---- Records provided

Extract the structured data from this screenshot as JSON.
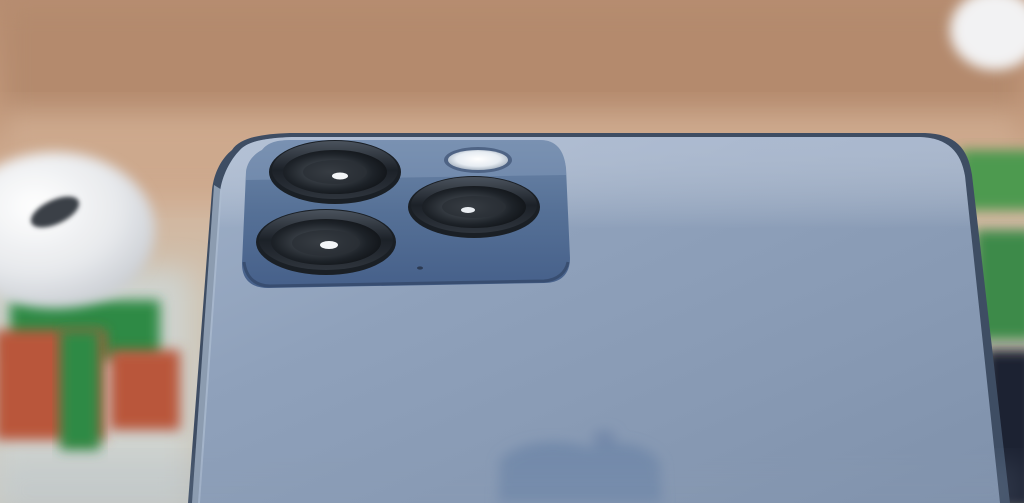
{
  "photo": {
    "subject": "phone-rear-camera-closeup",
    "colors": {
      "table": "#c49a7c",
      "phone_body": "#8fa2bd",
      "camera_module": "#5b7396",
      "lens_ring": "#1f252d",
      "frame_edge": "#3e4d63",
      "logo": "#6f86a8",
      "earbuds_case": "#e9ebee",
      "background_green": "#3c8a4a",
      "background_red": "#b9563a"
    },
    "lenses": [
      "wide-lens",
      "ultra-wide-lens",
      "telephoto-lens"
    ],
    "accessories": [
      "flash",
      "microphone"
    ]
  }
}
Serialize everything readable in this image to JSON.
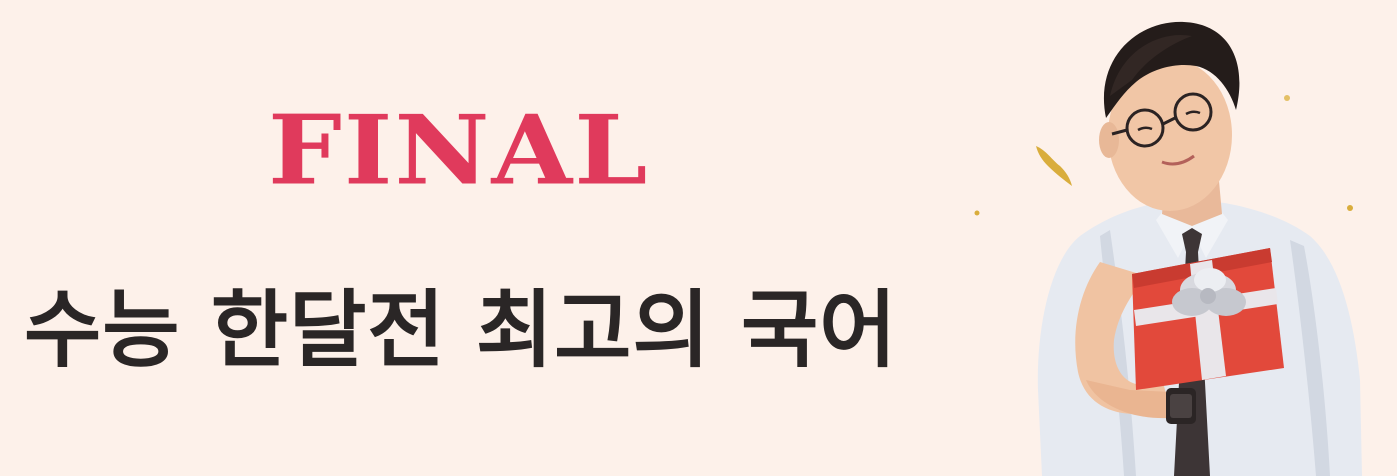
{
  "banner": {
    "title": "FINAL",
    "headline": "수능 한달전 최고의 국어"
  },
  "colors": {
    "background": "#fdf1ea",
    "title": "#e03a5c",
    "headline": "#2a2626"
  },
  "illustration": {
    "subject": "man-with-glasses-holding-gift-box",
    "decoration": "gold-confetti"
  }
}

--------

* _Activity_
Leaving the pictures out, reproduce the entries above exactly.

* _Task response_
Extract the structured data from this screenshot as JSON.
{
  "photo": {
    "subject": "phone-rear-camera-closeup",
    "colors": {
      "table": "#c49a7c",
      "phone_body": "#8fa2bd",
      "camera_module": "#5b7396",
      "lens_ring": "#1f252d",
      "frame_edge": "#3e4d63",
      "logo": "#6f86a8",
      "earbuds_case": "#e9ebee",
      "background_green": "#3c8a4a",
      "background_red": "#b9563a"
    },
    "lenses": [
      "wide-lens",
      "ultra-wide-lens",
      "telephoto-lens"
    ],
    "accessories": [
      "flash",
      "microphone"
    ]
  }
}
Serialize everything readable in this image to JSON.
{
  "banner": {
    "title": "FINAL",
    "headline": "수능 한달전 최고의 국어"
  },
  "colors": {
    "background": "#fdf1ea",
    "title": "#e03a5c",
    "headline": "#2a2626"
  },
  "illustration": {
    "subject": "man-with-glasses-holding-gift-box",
    "decoration": "gold-confetti"
  }
}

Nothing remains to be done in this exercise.